WORK INSTRUCTIONS: Below are some entries. Work out how many of their lines hold the word "perorangan", and write that number alone.

━━ RECORDED DATA

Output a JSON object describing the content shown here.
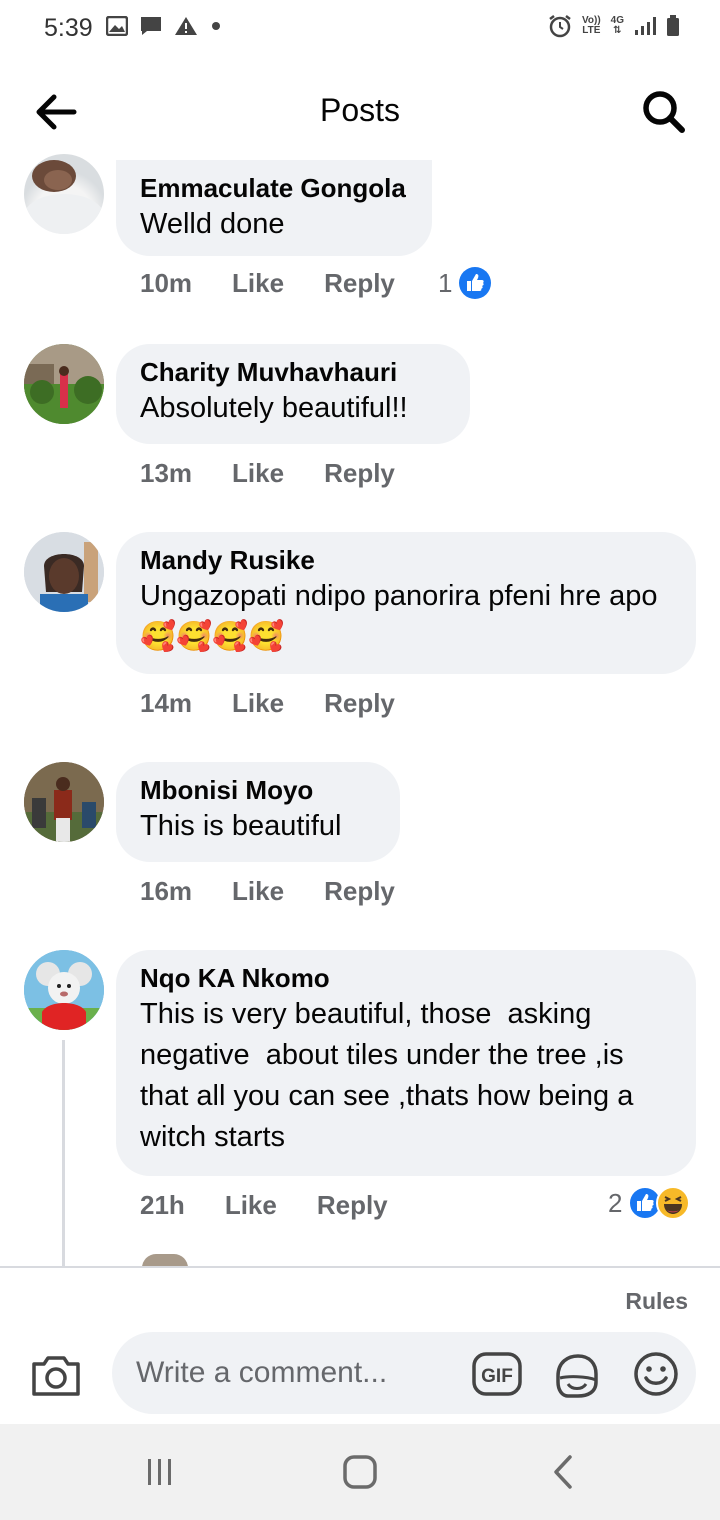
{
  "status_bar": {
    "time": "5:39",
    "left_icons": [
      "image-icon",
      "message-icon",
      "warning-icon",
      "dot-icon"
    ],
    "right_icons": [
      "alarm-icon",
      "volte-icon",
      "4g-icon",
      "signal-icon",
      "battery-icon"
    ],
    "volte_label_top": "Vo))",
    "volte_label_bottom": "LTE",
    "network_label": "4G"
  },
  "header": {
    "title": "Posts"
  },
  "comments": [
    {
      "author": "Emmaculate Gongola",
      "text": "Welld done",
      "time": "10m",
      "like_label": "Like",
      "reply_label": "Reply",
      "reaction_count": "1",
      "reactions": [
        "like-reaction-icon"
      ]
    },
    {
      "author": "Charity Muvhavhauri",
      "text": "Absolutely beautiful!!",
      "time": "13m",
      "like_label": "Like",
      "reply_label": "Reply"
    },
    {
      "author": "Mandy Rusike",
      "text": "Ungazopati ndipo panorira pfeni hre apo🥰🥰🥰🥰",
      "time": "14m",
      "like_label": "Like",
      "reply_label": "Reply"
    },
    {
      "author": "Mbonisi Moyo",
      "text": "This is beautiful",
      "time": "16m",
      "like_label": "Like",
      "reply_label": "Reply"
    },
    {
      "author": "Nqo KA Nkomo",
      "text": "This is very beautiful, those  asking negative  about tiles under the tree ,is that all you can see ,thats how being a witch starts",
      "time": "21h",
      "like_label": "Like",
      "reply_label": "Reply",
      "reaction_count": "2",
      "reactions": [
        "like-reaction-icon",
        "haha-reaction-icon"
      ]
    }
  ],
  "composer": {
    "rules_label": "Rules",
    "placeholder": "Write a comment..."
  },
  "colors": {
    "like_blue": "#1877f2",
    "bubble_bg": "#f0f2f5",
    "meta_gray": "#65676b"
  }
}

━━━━
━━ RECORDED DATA

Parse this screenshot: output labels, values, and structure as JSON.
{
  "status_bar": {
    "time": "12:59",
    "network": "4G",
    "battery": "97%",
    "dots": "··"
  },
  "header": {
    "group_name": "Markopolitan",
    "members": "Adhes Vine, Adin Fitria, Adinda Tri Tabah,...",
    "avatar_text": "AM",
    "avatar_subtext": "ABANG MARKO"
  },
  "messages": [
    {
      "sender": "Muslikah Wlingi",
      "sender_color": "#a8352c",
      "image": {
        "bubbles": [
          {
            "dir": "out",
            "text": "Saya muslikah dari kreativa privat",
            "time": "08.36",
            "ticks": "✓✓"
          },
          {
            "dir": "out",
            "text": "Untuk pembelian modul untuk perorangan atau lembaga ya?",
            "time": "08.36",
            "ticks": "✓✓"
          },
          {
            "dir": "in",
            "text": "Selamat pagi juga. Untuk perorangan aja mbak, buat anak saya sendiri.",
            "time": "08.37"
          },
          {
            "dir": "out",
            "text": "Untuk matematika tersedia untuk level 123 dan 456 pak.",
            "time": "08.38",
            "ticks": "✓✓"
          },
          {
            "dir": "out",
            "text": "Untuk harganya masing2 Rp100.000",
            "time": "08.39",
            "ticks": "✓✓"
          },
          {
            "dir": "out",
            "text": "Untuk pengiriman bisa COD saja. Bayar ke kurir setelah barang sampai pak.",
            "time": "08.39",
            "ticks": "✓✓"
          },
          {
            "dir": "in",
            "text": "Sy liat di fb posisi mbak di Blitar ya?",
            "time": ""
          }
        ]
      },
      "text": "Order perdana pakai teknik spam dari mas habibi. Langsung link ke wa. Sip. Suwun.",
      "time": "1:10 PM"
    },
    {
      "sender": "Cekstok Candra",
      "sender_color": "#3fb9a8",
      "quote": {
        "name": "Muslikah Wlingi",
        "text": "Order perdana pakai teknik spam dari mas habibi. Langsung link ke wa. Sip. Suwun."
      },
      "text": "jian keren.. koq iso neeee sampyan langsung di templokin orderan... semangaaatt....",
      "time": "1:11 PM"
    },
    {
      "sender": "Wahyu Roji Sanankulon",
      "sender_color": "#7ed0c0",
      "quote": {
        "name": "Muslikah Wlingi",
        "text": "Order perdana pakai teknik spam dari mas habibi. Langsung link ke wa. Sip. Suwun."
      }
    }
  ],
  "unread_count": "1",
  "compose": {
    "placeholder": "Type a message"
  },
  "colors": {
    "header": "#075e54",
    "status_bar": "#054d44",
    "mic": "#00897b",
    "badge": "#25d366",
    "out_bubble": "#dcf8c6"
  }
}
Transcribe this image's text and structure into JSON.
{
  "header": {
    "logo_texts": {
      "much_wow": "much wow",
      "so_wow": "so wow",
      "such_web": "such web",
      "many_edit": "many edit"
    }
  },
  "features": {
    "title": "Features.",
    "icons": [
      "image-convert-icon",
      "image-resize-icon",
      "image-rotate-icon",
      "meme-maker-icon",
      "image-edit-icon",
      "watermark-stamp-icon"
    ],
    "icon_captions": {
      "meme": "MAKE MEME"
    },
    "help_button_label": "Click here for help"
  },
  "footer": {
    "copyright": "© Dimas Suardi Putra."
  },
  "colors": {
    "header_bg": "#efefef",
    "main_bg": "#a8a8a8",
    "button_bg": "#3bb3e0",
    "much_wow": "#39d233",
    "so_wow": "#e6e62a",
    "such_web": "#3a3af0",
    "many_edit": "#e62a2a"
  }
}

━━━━

TASK SOLUTION: 2